This will be my first time speaking at a SQL Saturday, so I’m pretty excited about the experience. The plan is to cover some fundamentals, revisit a few things I have blogged about, and add bits that have probably never been covered anywhere before.
What can possibly go wrong if I get up on stage? Here endeth the SQL section of this blog post.
This can possibly go wrong when I get up on stage
In a previous life, I spent 7.5 years as a cruise ship musician, first playing in a lounge band, then moving to the show band. I ended up as music director, leading the show band from the piano, and vaguely responsible for supervising and scheduling all music around the ship. Fortunately the latter mostly involved letting people do what they’re good at, and I wasn’t in a position of any responsibility during the below incident.
Back in the mists of early 2001, I worked on a ship that was doing a series of musical theme cruises. One particular cruise was really juicy: the star attraction was a Frank Sinatra impersonator, and our normal 7-piece band got expanded to a 20-piece big band for the occasion. The act was great, the stage was satisfyingly full, and those classic arrangements were a joy to play.
The full show early in the week was over, and regular entertainment went on as usual, except that the star singer was doing a short segment in a variety show on the last night: a magician to open, the singer in the prime spot, and then a short production number from the dance cast.
In line with dinner, which was split between two seatings, shows were done twice each night, at 20:30 and then again at 22:15. Except for the last night, when the second seating had an early 18:45 show before their meal.
Somehow it never occurred to anyone to explicitly mention the flipped showtimes to the headliner. No big deal when we didn’t see his face before curtain up, because he still had twenty minutes to get backstage. But around this time we started asking whether he knows about the early show. Frantic phone calls were made, and towards the end of the magician’s act someone managed to get him on the phone after he just stepped out of the shower.
With one minute to go, and the hope that he can get dressed and ready in three more, the cruise director shouted at the band to play something – anything – while we figure out what to do. The cast was roused from their backstage lazing and told they might have to go on in two.

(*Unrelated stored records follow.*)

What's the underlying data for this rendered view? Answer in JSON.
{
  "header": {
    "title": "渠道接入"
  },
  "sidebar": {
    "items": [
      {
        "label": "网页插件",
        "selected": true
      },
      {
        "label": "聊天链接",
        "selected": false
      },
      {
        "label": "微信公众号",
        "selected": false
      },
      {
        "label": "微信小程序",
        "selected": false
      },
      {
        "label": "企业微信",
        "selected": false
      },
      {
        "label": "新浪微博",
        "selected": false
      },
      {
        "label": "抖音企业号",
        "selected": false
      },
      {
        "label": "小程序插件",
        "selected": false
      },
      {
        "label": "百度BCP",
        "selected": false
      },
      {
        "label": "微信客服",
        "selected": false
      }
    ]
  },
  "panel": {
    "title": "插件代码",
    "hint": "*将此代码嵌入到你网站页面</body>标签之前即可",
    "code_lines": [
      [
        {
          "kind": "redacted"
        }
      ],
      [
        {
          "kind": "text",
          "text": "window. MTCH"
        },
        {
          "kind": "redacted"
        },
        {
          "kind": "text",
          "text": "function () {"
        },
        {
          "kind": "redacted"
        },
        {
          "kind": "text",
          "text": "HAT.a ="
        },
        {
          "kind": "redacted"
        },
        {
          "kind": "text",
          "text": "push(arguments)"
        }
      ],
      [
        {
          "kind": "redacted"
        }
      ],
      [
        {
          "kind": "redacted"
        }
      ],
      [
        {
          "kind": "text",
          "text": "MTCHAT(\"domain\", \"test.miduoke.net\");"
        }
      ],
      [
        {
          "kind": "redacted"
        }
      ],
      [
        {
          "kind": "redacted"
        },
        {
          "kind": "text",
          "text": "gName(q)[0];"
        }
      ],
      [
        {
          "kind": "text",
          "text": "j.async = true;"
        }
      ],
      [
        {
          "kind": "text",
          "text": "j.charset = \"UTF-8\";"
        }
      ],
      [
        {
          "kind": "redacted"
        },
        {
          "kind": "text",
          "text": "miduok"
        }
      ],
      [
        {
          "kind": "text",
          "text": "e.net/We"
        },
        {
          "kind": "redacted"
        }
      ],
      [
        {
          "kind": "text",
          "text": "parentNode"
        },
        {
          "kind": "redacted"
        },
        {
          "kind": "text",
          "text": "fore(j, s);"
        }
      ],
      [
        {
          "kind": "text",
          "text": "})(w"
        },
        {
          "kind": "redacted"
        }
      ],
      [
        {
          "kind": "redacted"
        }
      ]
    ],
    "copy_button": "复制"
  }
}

It was around this point where things completely fell apart. Like any production deployment, stage management works on reasonable certainty and a pre-arranged set of cues. Improvisation rarely has a happy ending.

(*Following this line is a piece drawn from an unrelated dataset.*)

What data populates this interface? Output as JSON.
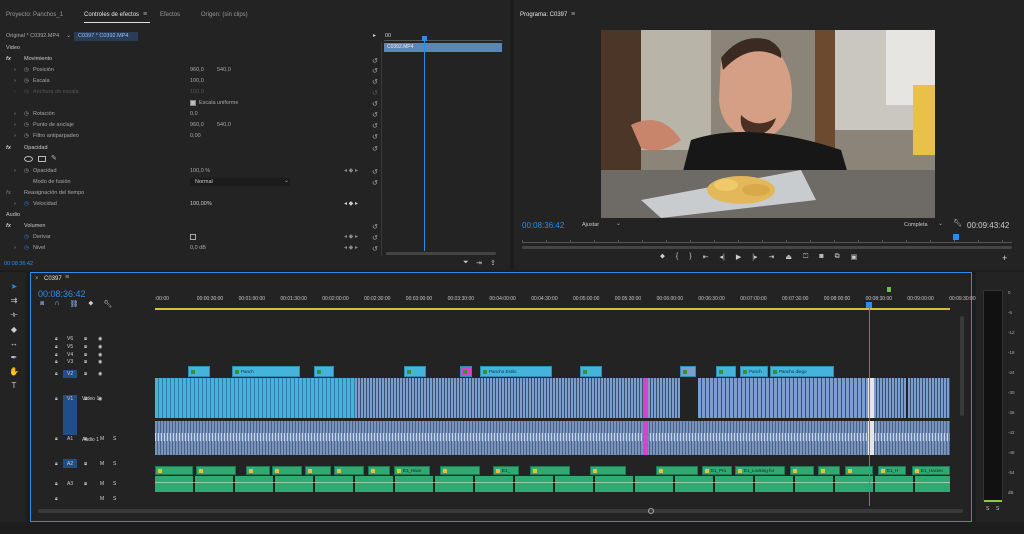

Keeping a token brave face, the cruise director did a hand-over to the band, who figured we may as well play “A-train” and see where it goes. And the curtain opened up as a half-naked dancer frantically ran across the stage, trailing bits of costume.
The singer turned up a minute after the production cast finished their bit, culminating with the stage being littered with the disgorged content of streamer cannons and unfit for further use. The cruise director, having completely lost the erstwhile brave face, had by then walked on to tell the audience that this was indeed it, and could they please swallow their disappointment as they fill in their feedback forms rating the week’s experience.

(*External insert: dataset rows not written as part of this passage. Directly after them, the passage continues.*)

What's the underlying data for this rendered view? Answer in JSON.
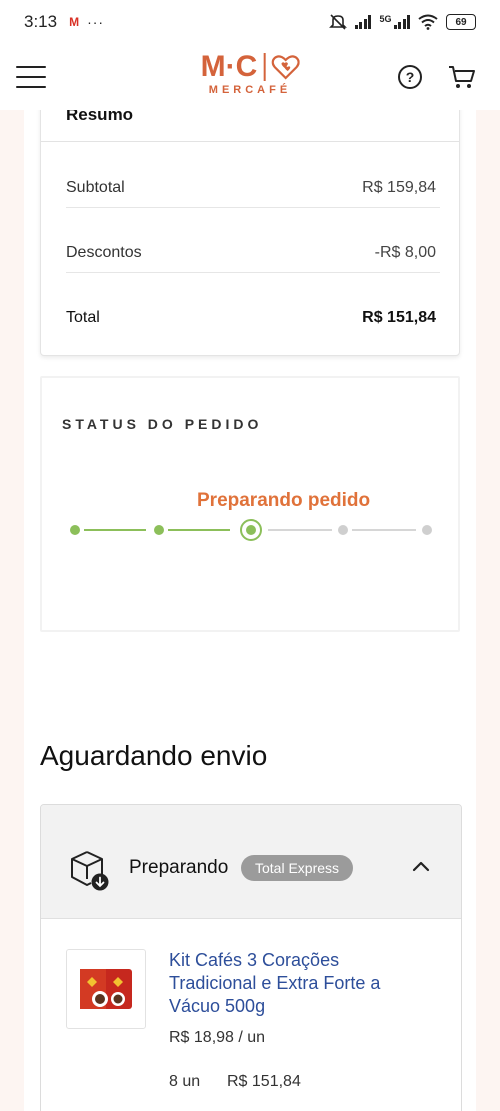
{
  "status_bar": {
    "time": "3:13",
    "gmail_icon": "M",
    "more": "···",
    "network": "5G",
    "battery": "69"
  },
  "header": {
    "logo_mark_left": "M·C",
    "logo_wordmark": "MERCAFÉ",
    "help_label": "?",
    "brand_color": "#d4633b"
  },
  "resumo": {
    "title": "Resumo",
    "rows": [
      {
        "label": "Subtotal",
        "value": "R$ 159,84"
      },
      {
        "label": "Descontos",
        "value": "-R$ 8,00"
      },
      {
        "label": "Total",
        "value": "R$ 151,84"
      }
    ]
  },
  "status": {
    "title": "STATUS DO PEDIDO",
    "current_label": "Preparando pedido",
    "steps_total": 5,
    "current_step": 3,
    "colors": {
      "done": "#8cbf5a",
      "todo": "#cfcfcf",
      "current_text": "#e0723a"
    }
  },
  "shipments_section": {
    "title": "Aguardando envio"
  },
  "shipment": {
    "status_label": "Preparando",
    "carrier_badge": "Total Express",
    "expanded": true,
    "product": {
      "name": "Kit Cafés 3 Corações Tradicional e Extra Forte a Vácuo 500g",
      "unit_price": "R$ 18,98 / un",
      "quantity": "8 un",
      "total": "R$ 151,84"
    }
  }
}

The curtain resolutely stayed down. Muffled swearing could be heard backstage. Fingers pointed impotently.
The good news
None of this will happen at SQL Saturday Manchester. I have learned about the dangers of confetti cannons, I will turn up on time, and I probably won’t be in drag.
But if you are interested in the gubbins of context switching, what a SystemThreadDispatcher really does for a living, and you don’t live too far away, do drop by.